[[ The records, beginning ]]

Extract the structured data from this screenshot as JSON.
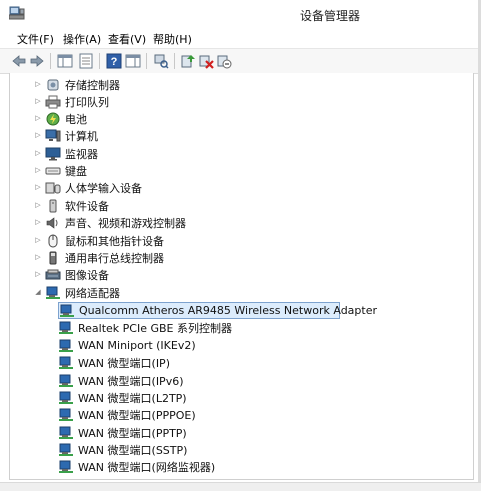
{
  "window": {
    "title": "设备管理器"
  },
  "menu": {
    "file": "文件(F)",
    "action": "操作(A)",
    "view": "查看(V)",
    "help": "帮助(H)"
  },
  "categories": [
    {
      "label": "存储控制器",
      "icon": "storage-controller-icon"
    },
    {
      "label": "打印队列",
      "icon": "printer-icon"
    },
    {
      "label": "电池",
      "icon": "battery-icon"
    },
    {
      "label": "计算机",
      "icon": "computer-icon"
    },
    {
      "label": "监视器",
      "icon": "monitor-icon"
    },
    {
      "label": "键盘",
      "icon": "keyboard-icon"
    },
    {
      "label": "人体学输入设备",
      "icon": "hid-icon"
    },
    {
      "label": "软件设备",
      "icon": "software-device-icon"
    },
    {
      "label": "声音、视频和游戏控制器",
      "icon": "sound-icon"
    },
    {
      "label": "鼠标和其他指针设备",
      "icon": "mouse-icon"
    },
    {
      "label": "通用串行总线控制器",
      "icon": "usb-icon"
    },
    {
      "label": "图像设备",
      "icon": "imaging-device-icon"
    },
    {
      "label": "网络适配器",
      "icon": "network-adapter-icon",
      "expanded": true
    }
  ],
  "network_adapters": [
    {
      "label": "Qualcomm Atheros AR9485 Wireless Network Adapter",
      "selected": true
    },
    {
      "label": "Realtek PCIe GBE 系列控制器"
    },
    {
      "label": "WAN Miniport (IKEv2)"
    },
    {
      "label": "WAN 微型端口(IP)"
    },
    {
      "label": "WAN 微型端口(IPv6)"
    },
    {
      "label": "WAN 微型端口(L2TP)"
    },
    {
      "label": "WAN 微型端口(PPPOE)"
    },
    {
      "label": "WAN 微型端口(PPTP)"
    },
    {
      "label": "WAN 微型端口(SSTP)"
    },
    {
      "label": "WAN 微型端口(网络监视器)"
    }
  ],
  "colors": {
    "selection_bg": "#dcecfc",
    "selection_border": "#7da2ce"
  }
}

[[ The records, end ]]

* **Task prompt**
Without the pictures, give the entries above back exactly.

* **Written response**
Extract the structured data from this screenshot as JSON.
{
  "window": {
    "title": "设备管理器"
  },
  "menu": {
    "file": "文件(F)",
    "action": "操作(A)",
    "view": "查看(V)",
    "help": "帮助(H)"
  },
  "categories": [
    {
      "label": "存储控制器",
      "icon": "storage-controller-icon"
    },
    {
      "label": "打印队列",
      "icon": "printer-icon"
    },
    {
      "label": "电池",
      "icon": "battery-icon"
    },
    {
      "label": "计算机",
      "icon": "computer-icon"
    },
    {
      "label": "监视器",
      "icon": "monitor-icon"
    },
    {
      "label": "键盘",
      "icon": "keyboard-icon"
    },
    {
      "label": "人体学输入设备",
      "icon": "hid-icon"
    },
    {
      "label": "软件设备",
      "icon": "software-device-icon"
    },
    {
      "label": "声音、视频和游戏控制器",
      "icon": "sound-icon"
    },
    {
      "label": "鼠标和其他指针设备",
      "icon": "mouse-icon"
    },
    {
      "label": "通用串行总线控制器",
      "icon": "usb-icon"
    },
    {
      "label": "图像设备",
      "icon": "imaging-device-icon"
    },
    {
      "label": "网络适配器",
      "icon": "network-adapter-icon",
      "expanded": true
    }
  ],
  "network_adapters": [
    {
      "label": "Qualcomm Atheros AR9485 Wireless Network Adapter",
      "selected": true
    },
    {
      "label": "Realtek PCIe GBE 系列控制器"
    },
    {
      "label": "WAN Miniport (IKEv2)"
    },
    {
      "label": "WAN 微型端口(IP)"
    },
    {
      "label": "WAN 微型端口(IPv6)"
    },
    {
      "label": "WAN 微型端口(L2TP)"
    },
    {
      "label": "WAN 微型端口(PPPOE)"
    },
    {
      "label": "WAN 微型端口(PPTP)"
    },
    {
      "label": "WAN 微型端口(SSTP)"
    },
    {
      "label": "WAN 微型端口(网络监视器)"
    }
  ],
  "colors": {
    "selection_bg": "#dcecfc",
    "selection_border": "#7da2ce"
  }
}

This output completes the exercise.